MATERIAL SHOWN below:

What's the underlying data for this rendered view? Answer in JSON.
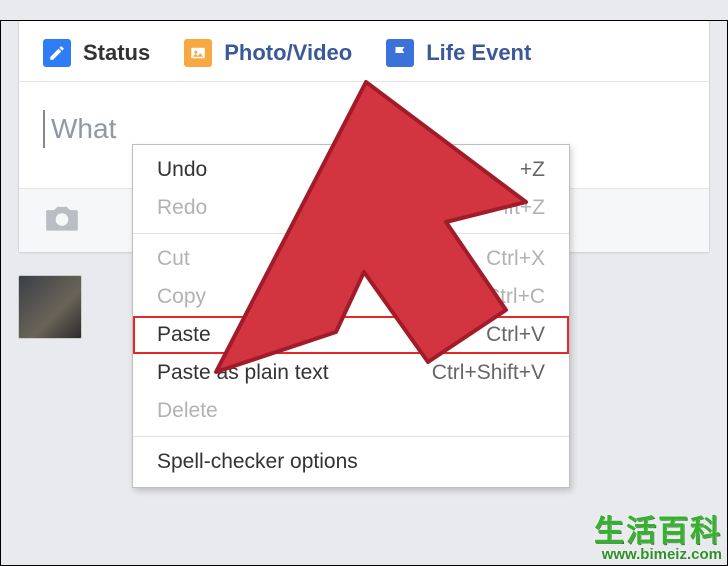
{
  "composer": {
    "tabs": {
      "status": "Status",
      "photo": "Photo/Video",
      "life": "Life Event"
    },
    "placeholder": "What"
  },
  "context_menu": {
    "undo": {
      "label": "Undo",
      "shortcut_suffix": "+Z"
    },
    "redo": {
      "label": "Redo",
      "shortcut_suffix": "ift+Z"
    },
    "cut": {
      "label": "Cut",
      "shortcut": "Ctrl+X"
    },
    "copy": {
      "label": "Copy",
      "shortcut": "Ctrl+C"
    },
    "paste": {
      "label": "Paste",
      "shortcut": "Ctrl+V"
    },
    "paste_plain": {
      "label": "Paste as plain text",
      "shortcut": "Ctrl+Shift+V"
    },
    "delete": {
      "label": "Delete"
    },
    "spellcheck": {
      "label": "Spell-checker options"
    }
  },
  "watermark": {
    "chinese": "生活百科",
    "url": "www.bimeiz.com"
  },
  "colors": {
    "arrow_fill": "#d23440",
    "arrow_stroke": "#a11b28",
    "highlight": "#e62828",
    "fb_blue": "#3b5998"
  }
}
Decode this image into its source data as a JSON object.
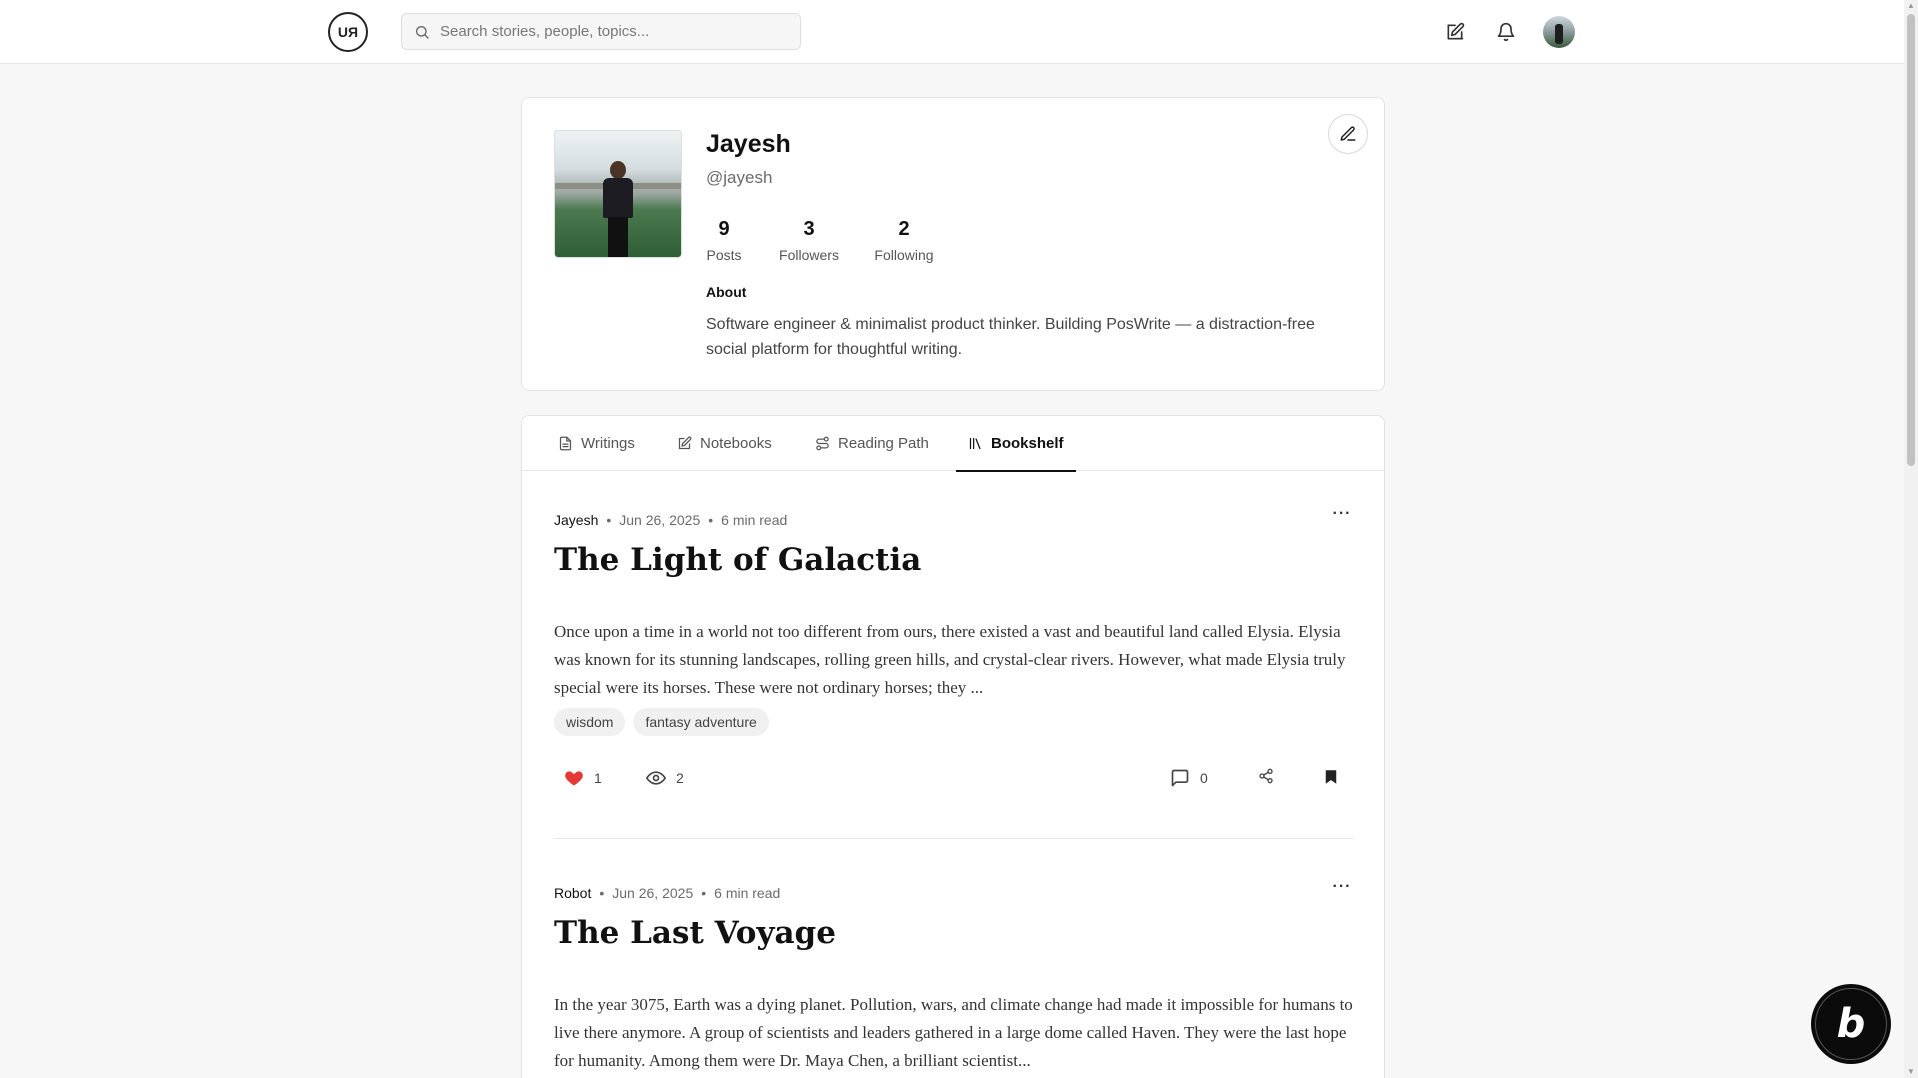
{
  "topbar": {
    "logo_text": "UЯ",
    "search_placeholder": "Search stories, people, topics...",
    "icons": [
      "edit-icon",
      "bell-icon",
      "avatar"
    ]
  },
  "profile": {
    "name": "Jayesh",
    "handle": "@jayesh",
    "stats": [
      {
        "value": "9",
        "label": "Posts"
      },
      {
        "value": "3",
        "label": "Followers"
      },
      {
        "value": "2",
        "label": "Following"
      }
    ],
    "about_heading": "About",
    "about_text": "Software engineer & minimalist product thinker. Building PosWrite — a distraction-free social platform for thoughtful writing."
  },
  "tabs": [
    {
      "label": "Writings",
      "icon": "document-icon",
      "active": false
    },
    {
      "label": "Notebooks",
      "icon": "notebook-edit-icon",
      "active": false
    },
    {
      "label": "Reading Path",
      "icon": "path-icon",
      "active": false
    },
    {
      "label": "Bookshelf",
      "icon": "library-icon",
      "active": true
    }
  ],
  "posts": [
    {
      "author": "Jayesh",
      "date": "Jun 26, 2025",
      "read_time": "6 min read",
      "title": "The Light of Galactia",
      "excerpt": "Once upon a time in a world not too different from ours, there existed a vast and beautiful land called Elysia. Elysia was known for its stunning landscapes, rolling green hills, and crystal-clear rivers. However, what made Elysia truly special were its horses. These were not ordinary horses; they ...",
      "tags": [
        "wisdom",
        "fantasy adventure"
      ],
      "likes": "1",
      "views": "2",
      "comments": "0"
    },
    {
      "author": "Robot",
      "date": "Jun 26, 2025",
      "read_time": "6 min read",
      "title": "The Last Voyage",
      "excerpt": "In the year 3075, Earth was a dying planet. Pollution, wars, and climate change had made it impossible for humans to live there anymore. A group of scientists and leaders gathered in a large dome called Haven. They were the last hope for humanity. Among them were Dr. Maya Chen, a brilliant scientist..."
    }
  ],
  "colors": {
    "like": "#e53935",
    "accent": "#111111",
    "background": "#f7f7f7"
  },
  "badge": {
    "letter": "b"
  }
}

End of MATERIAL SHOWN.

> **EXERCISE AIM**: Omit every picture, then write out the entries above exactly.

> **WRITTEN SOLUTION**:
What's the underlying data for this rendered view? Answer in JSON.
{
  "composer": {
    "tabs": {
      "status": "Status",
      "photo": "Photo/Video",
      "life": "Life Event"
    },
    "placeholder": "What"
  },
  "context_menu": {
    "undo": {
      "label": "Undo",
      "shortcut_suffix": "+Z"
    },
    "redo": {
      "label": "Redo",
      "shortcut_suffix": "ift+Z"
    },
    "cut": {
      "label": "Cut",
      "shortcut": "Ctrl+X"
    },
    "copy": {
      "label": "Copy",
      "shortcut": "Ctrl+C"
    },
    "paste": {
      "label": "Paste",
      "shortcut": "Ctrl+V"
    },
    "paste_plain": {
      "label": "Paste as plain text",
      "shortcut": "Ctrl+Shift+V"
    },
    "delete": {
      "label": "Delete"
    },
    "spellcheck": {
      "label": "Spell-checker options"
    }
  },
  "watermark": {
    "chinese": "生活百科",
    "url": "www.bimeiz.com"
  },
  "colors": {
    "arrow_fill": "#d23440",
    "arrow_stroke": "#a11b28",
    "highlight": "#e62828",
    "fb_blue": "#3b5998"
  }
}
Decode this image into its source data as a JSON object.
{
  "topbar": {
    "logo_text": "UЯ",
    "search_placeholder": "Search stories, people, topics...",
    "icons": [
      "edit-icon",
      "bell-icon",
      "avatar"
    ]
  },
  "profile": {
    "name": "Jayesh",
    "handle": "@jayesh",
    "stats": [
      {
        "value": "9",
        "label": "Posts"
      },
      {
        "value": "3",
        "label": "Followers"
      },
      {
        "value": "2",
        "label": "Following"
      }
    ],
    "about_heading": "About",
    "about_text": "Software engineer & minimalist product thinker. Building PosWrite — a distraction-free social platform for thoughtful writing."
  },
  "tabs": [
    {
      "label": "Writings",
      "icon": "document-icon",
      "active": false
    },
    {
      "label": "Notebooks",
      "icon": "notebook-edit-icon",
      "active": false
    },
    {
      "label": "Reading Path",
      "icon": "path-icon",
      "active": false
    },
    {
      "label": "Bookshelf",
      "icon": "library-icon",
      "active": true
    }
  ],
  "posts": [
    {
      "author": "Jayesh",
      "date": "Jun 26, 2025",
      "read_time": "6 min read",
      "title": "The Light of Galactia",
      "excerpt": "Once upon a time in a world not too different from ours, there existed a vast and beautiful land called Elysia. Elysia was known for its stunning landscapes, rolling green hills, and crystal-clear rivers. However, what made Elysia truly special were its horses. These were not ordinary horses; they ...",
      "tags": [
        "wisdom",
        "fantasy adventure"
      ],
      "likes": "1",
      "views": "2",
      "comments": "0"
    },
    {
      "author": "Robot",
      "date": "Jun 26, 2025",
      "read_time": "6 min read",
      "title": "The Last Voyage",
      "excerpt": "In the year 3075, Earth was a dying planet. Pollution, wars, and climate change had made it impossible for humans to live there anymore. A group of scientists and leaders gathered in a large dome called Haven. They were the last hope for humanity. Among them were Dr. Maya Chen, a brilliant scientist..."
    }
  ],
  "colors": {
    "like": "#e53935",
    "accent": "#111111",
    "background": "#f7f7f7"
  },
  "badge": {
    "letter": "b"
  }
}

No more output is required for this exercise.